Entries from a dataset of interfaces
● ● ● ● ●
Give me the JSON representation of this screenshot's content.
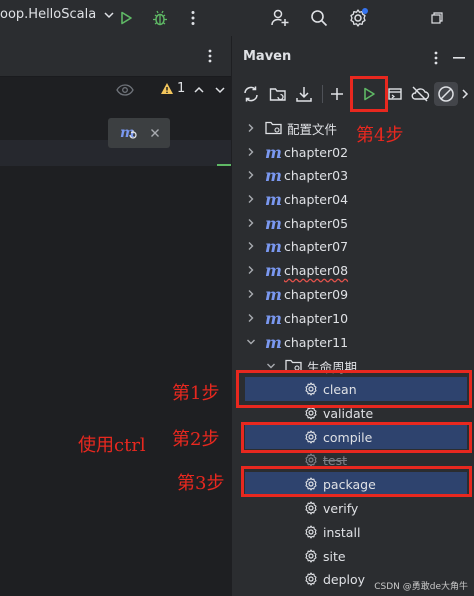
{
  "titlebar": {
    "run_config": "oop.HelloScala"
  },
  "editor": {
    "warning_count": "1"
  },
  "maven": {
    "title": "Maven",
    "tree": {
      "config_files": "配置文件",
      "modules": [
        "chapter02",
        "chapter03",
        "chapter04",
        "chapter05",
        "chapter07",
        "chapter08",
        "chapter09",
        "chapter10",
        "chapter11"
      ],
      "lifecycle_folder": "生命周期",
      "phases": [
        "clean",
        "validate",
        "compile",
        "test",
        "package",
        "verify",
        "install",
        "site",
        "deploy"
      ]
    }
  },
  "annotations": {
    "step1": "第1步",
    "step2": "第2步",
    "step3": "第3步",
    "step4": "第4步",
    "ctrl_note": "使用ctrl"
  },
  "watermark": "CSDN @勇敢de大角牛",
  "colors": {
    "accent_red": "#e8281f",
    "selection": "#2e436e",
    "run_green": "#5fb865",
    "maven_blue": "#7a98f0"
  }
}
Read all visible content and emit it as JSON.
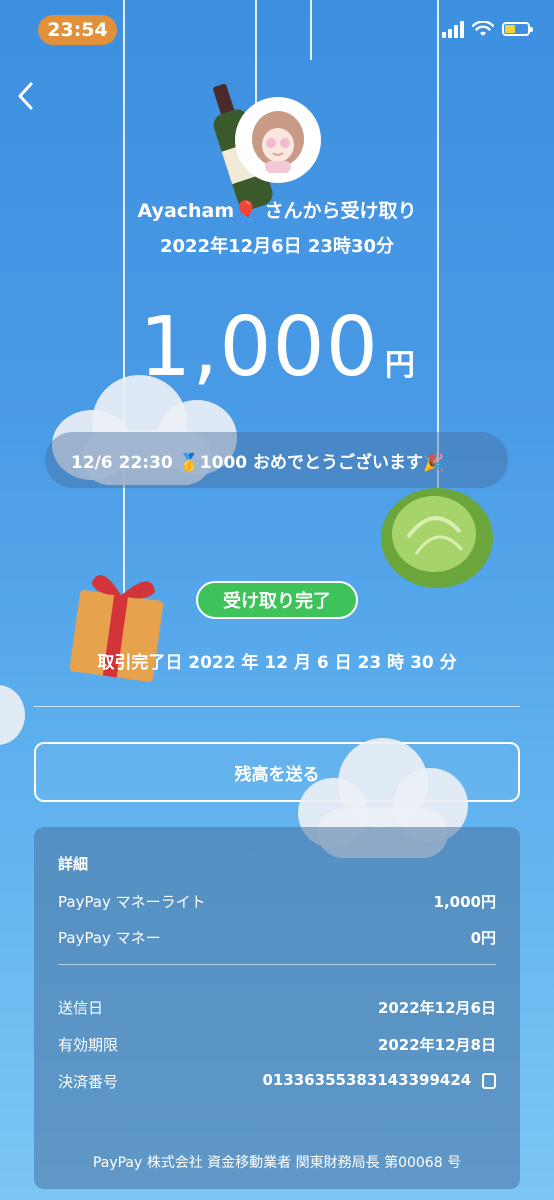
{
  "status_bar": {
    "time": "23:54"
  },
  "transaction": {
    "sender_text": "Ayacham🎈 さんから受け取り",
    "datetime": "2022年12月6日 23時30分",
    "amount": "1,000",
    "currency": "円",
    "message": "12/6 22:30 🥇1000 おめでとうございます🎉",
    "status": "受け取り完了",
    "completed_text": "取引完了日 2022 年 12 月 6 日 23 時 30 分"
  },
  "actions": {
    "send_balance": "残高を送る"
  },
  "details": {
    "title": "詳細",
    "rows": [
      {
        "label": "PayPay マネーライト",
        "value": "1,000円"
      },
      {
        "label": "PayPay マネー",
        "value": "0円"
      }
    ],
    "info": [
      {
        "label": "送信日",
        "value": "2022年12月6日"
      },
      {
        "label": "有効期限",
        "value": "2022年12月8日"
      },
      {
        "label": "決済番号",
        "value": "01336355383143399424"
      }
    ],
    "footer": "PayPay 株式会社 資金移動業者 関東財務局長 第00068 号"
  },
  "icons": [
    "back-chevron-icon",
    "signal-icon",
    "wifi-icon",
    "battery-icon",
    "copy-icon"
  ],
  "colors": {
    "accent_green": "#3ec25a",
    "time_pill": "#e0913a"
  }
}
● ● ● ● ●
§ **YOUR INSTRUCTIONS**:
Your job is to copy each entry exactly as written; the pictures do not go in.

§ **WRITTEN RESPONSE**:
Give me the JSON representation of this screenshot's content.
{
  "titlebar": {
    "run_config": "oop.HelloScala"
  },
  "editor": {
    "warning_count": "1"
  },
  "maven": {
    "title": "Maven",
    "tree": {
      "config_files": "配置文件",
      "modules": [
        "chapter02",
        "chapter03",
        "chapter04",
        "chapter05",
        "chapter07",
        "chapter08",
        "chapter09",
        "chapter10",
        "chapter11"
      ],
      "lifecycle_folder": "生命周期",
      "phases": [
        "clean",
        "validate",
        "compile",
        "test",
        "package",
        "verify",
        "install",
        "site",
        "deploy"
      ]
    }
  },
  "annotations": {
    "step1": "第1步",
    "step2": "第2步",
    "step3": "第3步",
    "step4": "第4步",
    "ctrl_note": "使用ctrl"
  },
  "watermark": "CSDN @勇敢de大角牛",
  "colors": {
    "accent_red": "#e8281f",
    "selection": "#2e436e",
    "run_green": "#5fb865",
    "maven_blue": "#7a98f0"
  }
}
Read all visible content and emit it as JSON.
{
  "status_bar": {
    "time": "23:54"
  },
  "transaction": {
    "sender_text": "Ayacham🎈 さんから受け取り",
    "datetime": "2022年12月6日 23時30分",
    "amount": "1,000",
    "currency": "円",
    "message": "12/6 22:30 🥇1000 おめでとうございます🎉",
    "status": "受け取り完了",
    "completed_text": "取引完了日 2022 年 12 月 6 日 23 時 30 分"
  },
  "actions": {
    "send_balance": "残高を送る"
  },
  "details": {
    "title": "詳細",
    "rows": [
      {
        "label": "PayPay マネーライト",
        "value": "1,000円"
      },
      {
        "label": "PayPay マネー",
        "value": "0円"
      }
    ],
    "info": [
      {
        "label": "送信日",
        "value": "2022年12月6日"
      },
      {
        "label": "有効期限",
        "value": "2022年12月8日"
      },
      {
        "label": "決済番号",
        "value": "01336355383143399424"
      }
    ],
    "footer": "PayPay 株式会社 資金移動業者 関東財務局長 第00068 号"
  },
  "icons": [
    "back-chevron-icon",
    "signal-icon",
    "wifi-icon",
    "battery-icon",
    "copy-icon"
  ],
  "colors": {
    "accent_green": "#3ec25a",
    "time_pill": "#e0913a"
  }
}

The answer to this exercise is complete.